=== Exercise objective ===
Report each line of the entries that includes "during" by copying it.

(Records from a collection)
+ + +
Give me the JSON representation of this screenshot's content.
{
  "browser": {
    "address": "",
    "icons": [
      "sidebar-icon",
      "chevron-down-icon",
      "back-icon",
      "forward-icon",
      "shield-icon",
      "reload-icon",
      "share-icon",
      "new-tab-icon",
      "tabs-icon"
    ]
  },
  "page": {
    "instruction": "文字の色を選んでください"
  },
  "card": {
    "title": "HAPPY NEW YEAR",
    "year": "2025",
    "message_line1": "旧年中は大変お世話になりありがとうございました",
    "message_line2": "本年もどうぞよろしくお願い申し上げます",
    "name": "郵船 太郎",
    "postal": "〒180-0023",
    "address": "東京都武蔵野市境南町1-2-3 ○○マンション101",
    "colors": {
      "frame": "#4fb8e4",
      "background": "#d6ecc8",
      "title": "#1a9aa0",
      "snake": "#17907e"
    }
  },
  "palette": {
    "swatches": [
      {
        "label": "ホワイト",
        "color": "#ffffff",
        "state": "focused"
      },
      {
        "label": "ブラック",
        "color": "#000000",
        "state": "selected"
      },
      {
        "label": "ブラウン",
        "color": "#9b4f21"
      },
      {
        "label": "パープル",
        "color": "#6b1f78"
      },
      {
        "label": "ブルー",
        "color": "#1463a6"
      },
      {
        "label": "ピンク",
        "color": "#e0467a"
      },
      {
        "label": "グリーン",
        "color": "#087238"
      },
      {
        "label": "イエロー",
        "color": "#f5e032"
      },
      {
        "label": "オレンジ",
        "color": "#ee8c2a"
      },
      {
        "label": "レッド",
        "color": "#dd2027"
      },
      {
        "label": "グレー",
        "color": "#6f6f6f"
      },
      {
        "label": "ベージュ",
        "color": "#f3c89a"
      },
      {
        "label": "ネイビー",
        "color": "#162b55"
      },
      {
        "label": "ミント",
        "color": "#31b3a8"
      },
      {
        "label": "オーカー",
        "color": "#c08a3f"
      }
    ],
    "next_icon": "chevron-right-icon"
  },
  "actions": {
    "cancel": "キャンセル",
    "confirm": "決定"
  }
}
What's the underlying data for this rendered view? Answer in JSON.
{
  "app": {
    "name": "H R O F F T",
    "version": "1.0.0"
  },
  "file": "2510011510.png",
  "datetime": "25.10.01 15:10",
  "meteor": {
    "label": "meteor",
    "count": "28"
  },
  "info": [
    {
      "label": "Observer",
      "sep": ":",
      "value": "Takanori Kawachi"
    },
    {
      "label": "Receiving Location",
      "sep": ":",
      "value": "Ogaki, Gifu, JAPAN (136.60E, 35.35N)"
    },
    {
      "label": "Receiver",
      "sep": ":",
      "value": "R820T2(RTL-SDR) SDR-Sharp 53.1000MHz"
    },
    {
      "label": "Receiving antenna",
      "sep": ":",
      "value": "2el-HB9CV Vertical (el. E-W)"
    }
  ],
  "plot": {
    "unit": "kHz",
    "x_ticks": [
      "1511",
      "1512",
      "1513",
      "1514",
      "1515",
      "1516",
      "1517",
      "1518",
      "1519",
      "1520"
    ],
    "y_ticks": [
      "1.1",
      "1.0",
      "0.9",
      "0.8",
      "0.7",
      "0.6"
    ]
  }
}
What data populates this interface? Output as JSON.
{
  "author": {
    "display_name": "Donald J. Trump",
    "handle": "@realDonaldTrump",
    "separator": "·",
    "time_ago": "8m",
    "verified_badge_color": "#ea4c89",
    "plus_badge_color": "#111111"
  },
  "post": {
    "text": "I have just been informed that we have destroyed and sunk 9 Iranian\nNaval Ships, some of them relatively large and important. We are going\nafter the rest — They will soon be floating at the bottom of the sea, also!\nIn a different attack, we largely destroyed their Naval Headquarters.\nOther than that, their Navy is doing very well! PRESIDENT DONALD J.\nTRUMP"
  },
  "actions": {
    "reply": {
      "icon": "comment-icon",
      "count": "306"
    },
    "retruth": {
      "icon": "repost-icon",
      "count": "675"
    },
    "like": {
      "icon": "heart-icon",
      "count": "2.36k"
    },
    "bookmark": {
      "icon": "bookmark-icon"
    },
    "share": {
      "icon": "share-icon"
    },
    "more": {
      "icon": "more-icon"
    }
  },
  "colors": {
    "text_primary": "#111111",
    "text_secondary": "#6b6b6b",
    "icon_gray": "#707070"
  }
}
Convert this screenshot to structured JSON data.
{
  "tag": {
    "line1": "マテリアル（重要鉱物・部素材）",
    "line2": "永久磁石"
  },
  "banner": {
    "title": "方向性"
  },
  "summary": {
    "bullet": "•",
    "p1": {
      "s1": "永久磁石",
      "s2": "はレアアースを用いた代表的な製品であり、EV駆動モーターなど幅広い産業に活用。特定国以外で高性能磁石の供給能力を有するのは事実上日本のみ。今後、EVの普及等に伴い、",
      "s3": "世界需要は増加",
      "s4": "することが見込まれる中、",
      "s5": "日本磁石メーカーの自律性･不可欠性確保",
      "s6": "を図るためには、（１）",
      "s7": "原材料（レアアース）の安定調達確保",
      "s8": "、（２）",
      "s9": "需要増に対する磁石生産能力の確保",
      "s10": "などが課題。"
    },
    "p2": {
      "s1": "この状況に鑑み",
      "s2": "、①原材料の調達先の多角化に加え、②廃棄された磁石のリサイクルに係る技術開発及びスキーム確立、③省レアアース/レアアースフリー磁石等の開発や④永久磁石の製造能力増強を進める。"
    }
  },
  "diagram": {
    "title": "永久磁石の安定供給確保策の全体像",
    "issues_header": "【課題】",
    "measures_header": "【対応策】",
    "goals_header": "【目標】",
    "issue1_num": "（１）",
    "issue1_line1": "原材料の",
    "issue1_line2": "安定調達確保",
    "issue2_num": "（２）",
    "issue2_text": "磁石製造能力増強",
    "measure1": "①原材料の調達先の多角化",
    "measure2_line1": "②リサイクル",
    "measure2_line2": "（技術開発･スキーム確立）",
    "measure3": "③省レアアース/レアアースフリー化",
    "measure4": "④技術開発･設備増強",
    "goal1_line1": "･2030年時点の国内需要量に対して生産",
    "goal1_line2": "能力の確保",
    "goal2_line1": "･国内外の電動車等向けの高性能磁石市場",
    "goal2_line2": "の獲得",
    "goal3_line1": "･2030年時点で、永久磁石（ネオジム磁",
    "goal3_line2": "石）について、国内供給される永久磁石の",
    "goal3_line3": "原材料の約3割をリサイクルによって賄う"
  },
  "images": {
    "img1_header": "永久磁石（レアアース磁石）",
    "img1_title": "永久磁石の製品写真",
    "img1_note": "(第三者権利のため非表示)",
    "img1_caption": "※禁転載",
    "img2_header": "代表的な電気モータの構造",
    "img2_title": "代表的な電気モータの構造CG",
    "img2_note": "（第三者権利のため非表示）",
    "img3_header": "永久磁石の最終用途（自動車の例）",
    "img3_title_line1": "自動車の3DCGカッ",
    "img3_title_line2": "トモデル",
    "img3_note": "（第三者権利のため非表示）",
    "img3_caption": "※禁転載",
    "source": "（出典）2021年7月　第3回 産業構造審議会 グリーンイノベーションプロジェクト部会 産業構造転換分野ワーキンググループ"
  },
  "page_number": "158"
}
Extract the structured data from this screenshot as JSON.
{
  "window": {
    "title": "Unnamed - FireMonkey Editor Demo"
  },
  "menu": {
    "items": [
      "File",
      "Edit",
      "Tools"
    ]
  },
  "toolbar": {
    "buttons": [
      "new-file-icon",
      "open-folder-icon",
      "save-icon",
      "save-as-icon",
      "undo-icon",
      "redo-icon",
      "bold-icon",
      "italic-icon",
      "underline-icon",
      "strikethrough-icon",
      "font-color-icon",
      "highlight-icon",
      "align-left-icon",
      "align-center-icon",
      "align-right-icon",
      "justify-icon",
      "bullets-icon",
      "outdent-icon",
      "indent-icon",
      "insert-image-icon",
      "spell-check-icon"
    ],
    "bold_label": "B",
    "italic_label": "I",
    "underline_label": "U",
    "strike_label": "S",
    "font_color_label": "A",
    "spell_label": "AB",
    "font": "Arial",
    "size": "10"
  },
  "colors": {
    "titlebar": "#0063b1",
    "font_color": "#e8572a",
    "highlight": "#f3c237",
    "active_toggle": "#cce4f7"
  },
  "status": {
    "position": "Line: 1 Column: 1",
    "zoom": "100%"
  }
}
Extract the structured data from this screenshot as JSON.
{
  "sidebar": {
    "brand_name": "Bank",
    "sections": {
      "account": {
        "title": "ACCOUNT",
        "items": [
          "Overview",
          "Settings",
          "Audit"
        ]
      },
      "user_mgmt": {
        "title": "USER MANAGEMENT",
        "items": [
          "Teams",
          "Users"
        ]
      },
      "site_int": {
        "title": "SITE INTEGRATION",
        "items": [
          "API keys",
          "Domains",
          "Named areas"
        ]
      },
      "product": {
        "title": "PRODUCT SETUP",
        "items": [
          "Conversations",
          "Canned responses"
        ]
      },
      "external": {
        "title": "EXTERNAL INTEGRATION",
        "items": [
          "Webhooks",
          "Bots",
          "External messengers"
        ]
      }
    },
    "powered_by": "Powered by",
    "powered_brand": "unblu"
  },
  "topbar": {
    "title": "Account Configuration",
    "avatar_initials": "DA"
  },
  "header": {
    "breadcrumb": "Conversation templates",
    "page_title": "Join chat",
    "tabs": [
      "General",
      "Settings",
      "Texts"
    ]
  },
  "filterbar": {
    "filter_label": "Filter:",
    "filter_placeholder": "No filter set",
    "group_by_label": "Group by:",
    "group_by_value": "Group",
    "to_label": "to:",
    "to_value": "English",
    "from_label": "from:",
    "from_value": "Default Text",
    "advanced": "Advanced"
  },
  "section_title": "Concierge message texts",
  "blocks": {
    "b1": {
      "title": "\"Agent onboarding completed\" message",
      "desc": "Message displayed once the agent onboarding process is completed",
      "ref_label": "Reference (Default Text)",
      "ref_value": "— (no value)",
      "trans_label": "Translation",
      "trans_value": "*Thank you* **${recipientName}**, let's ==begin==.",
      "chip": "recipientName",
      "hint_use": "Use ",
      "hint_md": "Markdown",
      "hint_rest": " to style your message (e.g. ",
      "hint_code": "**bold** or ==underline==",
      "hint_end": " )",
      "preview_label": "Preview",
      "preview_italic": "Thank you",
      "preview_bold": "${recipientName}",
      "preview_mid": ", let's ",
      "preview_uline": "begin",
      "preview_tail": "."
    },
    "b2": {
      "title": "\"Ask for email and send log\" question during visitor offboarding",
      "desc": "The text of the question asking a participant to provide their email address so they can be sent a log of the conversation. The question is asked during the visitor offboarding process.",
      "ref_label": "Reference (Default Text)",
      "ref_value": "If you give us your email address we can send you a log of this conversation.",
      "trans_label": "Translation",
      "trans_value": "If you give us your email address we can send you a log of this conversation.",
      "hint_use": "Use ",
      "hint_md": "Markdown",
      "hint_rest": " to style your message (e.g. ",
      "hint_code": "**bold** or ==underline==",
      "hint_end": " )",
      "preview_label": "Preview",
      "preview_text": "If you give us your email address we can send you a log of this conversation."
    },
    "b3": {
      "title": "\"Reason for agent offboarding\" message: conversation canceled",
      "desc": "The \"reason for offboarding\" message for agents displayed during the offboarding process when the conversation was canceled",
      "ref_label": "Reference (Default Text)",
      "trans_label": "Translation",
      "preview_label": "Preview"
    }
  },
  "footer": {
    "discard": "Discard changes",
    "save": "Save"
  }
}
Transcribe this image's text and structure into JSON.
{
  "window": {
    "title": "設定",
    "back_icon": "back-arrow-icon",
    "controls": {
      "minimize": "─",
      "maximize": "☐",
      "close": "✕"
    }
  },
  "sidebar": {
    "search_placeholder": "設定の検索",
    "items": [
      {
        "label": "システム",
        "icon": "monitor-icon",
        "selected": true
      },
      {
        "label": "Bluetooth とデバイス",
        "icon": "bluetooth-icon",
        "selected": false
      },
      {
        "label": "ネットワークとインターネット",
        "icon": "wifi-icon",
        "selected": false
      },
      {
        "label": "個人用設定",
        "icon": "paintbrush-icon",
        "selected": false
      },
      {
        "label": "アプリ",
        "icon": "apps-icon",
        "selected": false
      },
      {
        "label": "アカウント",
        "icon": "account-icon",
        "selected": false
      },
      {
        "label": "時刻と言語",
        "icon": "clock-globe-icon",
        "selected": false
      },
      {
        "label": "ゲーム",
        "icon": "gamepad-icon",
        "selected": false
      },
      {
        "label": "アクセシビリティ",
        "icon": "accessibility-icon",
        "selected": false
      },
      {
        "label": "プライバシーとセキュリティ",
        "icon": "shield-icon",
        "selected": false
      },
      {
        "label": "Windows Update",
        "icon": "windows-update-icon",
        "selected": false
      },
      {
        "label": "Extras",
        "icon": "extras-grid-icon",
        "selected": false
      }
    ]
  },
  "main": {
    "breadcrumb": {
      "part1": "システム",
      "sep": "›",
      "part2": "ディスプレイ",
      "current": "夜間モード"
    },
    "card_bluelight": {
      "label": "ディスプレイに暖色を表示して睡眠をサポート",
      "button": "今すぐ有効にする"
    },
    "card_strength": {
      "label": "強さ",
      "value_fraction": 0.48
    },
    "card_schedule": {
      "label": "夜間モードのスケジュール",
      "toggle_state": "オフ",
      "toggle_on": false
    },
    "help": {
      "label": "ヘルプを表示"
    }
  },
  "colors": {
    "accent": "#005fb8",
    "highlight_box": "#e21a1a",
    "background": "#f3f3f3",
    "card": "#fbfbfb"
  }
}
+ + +
=== Written answer ===
      "title": "\"Ask for email and send log\" question during visitor offboarding",
      "desc": "The text of the question asking a participant to provide their email address so they can be sent a log of the conversation. The question is asked during the visitor offboarding process.",
      "desc": "The \"reason for offboarding\" message for agents displayed during the offboarding process when the conversation was canceled",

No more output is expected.